How come, that knowing all about the benefits of a good sleep we, moms, still procrastinate and hit the buttons of our smartphones instead of just diving into the world of Morpheus? How can we allow ourselves this forbidden luxury that eats us up, steals our beauty and youth and gives us absolutely nothing in return? (Why yes, it gives wrinkles if you wish). I am not talking about screaming babies, growling stomachs, husbands with a flu or other factors that cannot be ignored. This is about silly and unreasonable procrastination – an ugly habit, that takes away crucial hours of beauty sleep. The funny thing is, that children help mom avoiding this trap once she decides to fall asleep at the same time as they do. Children have this amazing gift of structuring moms’ (and dads’) time. You will not wait till midnight to put them to sleep, therefore, as a mom, you will be obliged to at least pretend you’re asleep, at around 9 p.m.. However, it only works for moms who directly participate in helping their child fall asleep (in my case, I still secretly enjoy it, as I am officially forced to relax).
Minimize communication with people who steal your energy
Especially Even if they are family members. Yes.
This is a very important and largely underestimated rule. Every mom is different: some need attention, conversations and play dates with other moms and children
(because it’s so boring to be with your child on the playground and watch her do things), others crave for silence.

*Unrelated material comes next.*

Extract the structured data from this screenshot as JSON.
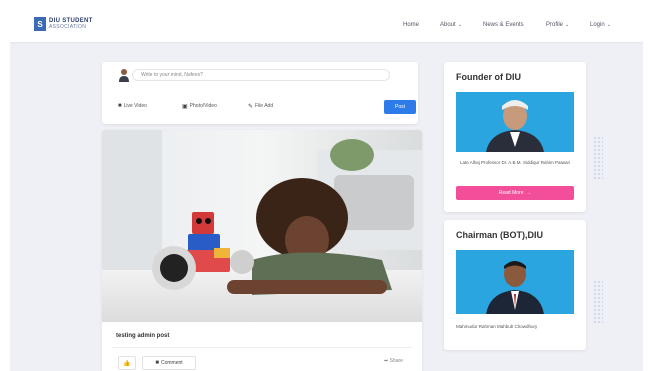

However, regardless of these differences, every mom knows exactly what type of other moms and people she should or should not interact with.
Annoying and preaching
aunties family members, friends who ask for favors, other friends who constantly complain about life – all these should be kept away at a respectful distance at any cost (yes, there is price for everything, but isn’t your mental tranquility worth it?)
Managing mom’s relationships is a separate topic I will bring up later, while in this post – I only mention what’s based on my own experience: when mom needs a rest, the less people she interacts with, in general, the better.
And the last one, a friendly reminder: remember, that nothing lasts forever – neither the good, nor the bad.
“This too shall pass“
Persian Sufi poets